The story of Blue Ruin is simple as they come. A Dwight (Macon Blair) is a homeless drifter who finds out that the man who murdered is parents has been released from prison. He tracks the man, named Wade Cleland, down, and stabs him to death in a public restroom. He takes refuge with his sister Sam (Amy Hargreaves), who hasn’t seen him in years. She is furious at him for his recklessness, but glad that her parents have been avenged. Dwight watches the news all day. The murder is never reported. He realizes that the Cleland clan put two and two together. They never reported Wade’s murder. They are coming after Dwight and his sister. This all plays out in the first act. The rest of the film is about Dwight’s attempt to keep his sister and nieces safe, and finally put an end to the cycle of bloodshed that he has reignited.
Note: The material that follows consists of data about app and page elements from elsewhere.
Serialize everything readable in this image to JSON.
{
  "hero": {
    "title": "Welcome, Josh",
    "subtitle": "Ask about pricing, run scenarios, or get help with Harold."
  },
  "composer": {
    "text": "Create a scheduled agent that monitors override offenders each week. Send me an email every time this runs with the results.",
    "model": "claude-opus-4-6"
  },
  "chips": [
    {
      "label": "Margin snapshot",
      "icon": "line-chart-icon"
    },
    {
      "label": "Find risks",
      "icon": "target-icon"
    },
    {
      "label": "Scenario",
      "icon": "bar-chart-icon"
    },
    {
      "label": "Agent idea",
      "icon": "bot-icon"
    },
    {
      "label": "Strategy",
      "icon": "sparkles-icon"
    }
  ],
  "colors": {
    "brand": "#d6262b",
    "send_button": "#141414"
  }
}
This plot alone could have been the basis of something conventional, action driven, and very likely boring. But writer/director Jeffery Saulnier is obsessed with details. He does not simply abandon scenes and locations that have served their purpose in the plot. This attention to detail gives Macon Blair a remarkable amount of material to create a memorable character in Dwight. Early in the film, Dwight attempts to steal a gun from an unattended pickup truck. The gun has a trigger lock, which Dwight spends a considerable amount of time feebly trying to remove, before finally giving up and throwing the weapon away. Sailnier could easily have dispensed with this scene, and shown Dwight showing up to confront Wade with the knife he ends up using. But instead we get to learn something about Dwight. He seems hopelessly ill-equipped to carry out a one-man war against a family that seems to have a proclivity for violence. Blair gives an extraordinary performance here, as a man whose instincts for survival are at constant odds with his need for vengeance.
Scene after scene lingers just enough on details that bring these characters to life. When Dwight seeks out his old friend Ben (Devin Ratray), in hopes of getting a gun from him, they talk about everything but Dwight’s revenge plot. Ben is happy to provide a weapon, and doesn’t want to know the details. We sense he knows exactly what is going on. Perfunctory, plot-driven dialogue quickly gets boring. Characters talking like people is far more interesting. Ben and Dwight talk about old times, in the broad, sentimental way friends who haven’t seen each other since those old times sometimes do. A brief exchange about an old photograph Ben still has of them both reveals a lot about the fondness they still have for one another. Consider what Dwight asks Ben to do with the photo; it’s a beautiful example of a film covering the bases of its plot through character-driven action.
Dwight’s final, inevitable showdown with the Cleland clan at their home is drained of the kinetic energy of an action film. By focusing so heavily on Dwight’s preparation for it, Saulnier ramps up the tension. It’s reminiscent of the sort of sweaty dread of No Country for Old Men, which relied far less on action than the anticipation of a character with his finger on a trigger. The difference is that Blue Ruin provides no primal forces of evil like Anton Chigurh. No Country For Old Men was about the baffled people left in a killer’s wake. In Blue Ruin, the baffled people are the ones doing the killing. At one point in the film, Dwight reacts with horror after someone who was trying to kill him is shot. Ben tells him, like a parent trying to comfort a scared child, “That’s what bullets do”.